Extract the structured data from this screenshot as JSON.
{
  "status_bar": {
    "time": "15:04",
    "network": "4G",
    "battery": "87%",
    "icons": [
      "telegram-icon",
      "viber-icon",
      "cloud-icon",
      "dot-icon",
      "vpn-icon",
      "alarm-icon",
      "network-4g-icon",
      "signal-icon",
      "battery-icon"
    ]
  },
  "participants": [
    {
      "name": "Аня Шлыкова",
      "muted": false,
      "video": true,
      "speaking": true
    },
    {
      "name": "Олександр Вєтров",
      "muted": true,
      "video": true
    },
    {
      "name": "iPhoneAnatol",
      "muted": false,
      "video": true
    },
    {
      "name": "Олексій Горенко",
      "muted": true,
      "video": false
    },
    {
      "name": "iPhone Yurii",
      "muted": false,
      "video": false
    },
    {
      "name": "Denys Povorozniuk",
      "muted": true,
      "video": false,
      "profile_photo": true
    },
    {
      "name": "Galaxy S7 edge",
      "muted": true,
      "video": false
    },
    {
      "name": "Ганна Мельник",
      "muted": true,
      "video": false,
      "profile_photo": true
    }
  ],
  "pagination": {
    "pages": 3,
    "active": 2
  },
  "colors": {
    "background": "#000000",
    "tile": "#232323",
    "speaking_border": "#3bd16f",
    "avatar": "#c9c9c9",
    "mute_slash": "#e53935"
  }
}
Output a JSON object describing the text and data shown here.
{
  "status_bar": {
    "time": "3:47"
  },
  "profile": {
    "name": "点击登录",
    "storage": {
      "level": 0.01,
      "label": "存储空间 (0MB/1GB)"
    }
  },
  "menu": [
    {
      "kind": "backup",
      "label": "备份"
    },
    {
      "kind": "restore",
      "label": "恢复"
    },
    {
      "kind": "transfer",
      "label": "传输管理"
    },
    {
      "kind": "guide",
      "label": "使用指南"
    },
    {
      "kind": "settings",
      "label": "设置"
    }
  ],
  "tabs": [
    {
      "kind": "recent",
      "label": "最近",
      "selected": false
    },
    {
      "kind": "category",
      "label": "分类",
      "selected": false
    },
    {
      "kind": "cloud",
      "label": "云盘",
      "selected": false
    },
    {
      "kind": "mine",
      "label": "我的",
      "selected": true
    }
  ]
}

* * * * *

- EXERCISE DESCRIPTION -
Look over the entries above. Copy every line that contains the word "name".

- SOLUTION TO THIS EXERCISE -
      "name": "Аня Шлыкова",
      "name": "Олександр Вєтров",
      "name": "iPhoneAnatol",
      "name": "Олексій Горенко",
      "name": "iPhone Yurii",
      "name": "Denys Povorozniuk",
      "name": "Galaxy S7 edge",
      "name": "Ганна Мельник",
    "name": "点击登录",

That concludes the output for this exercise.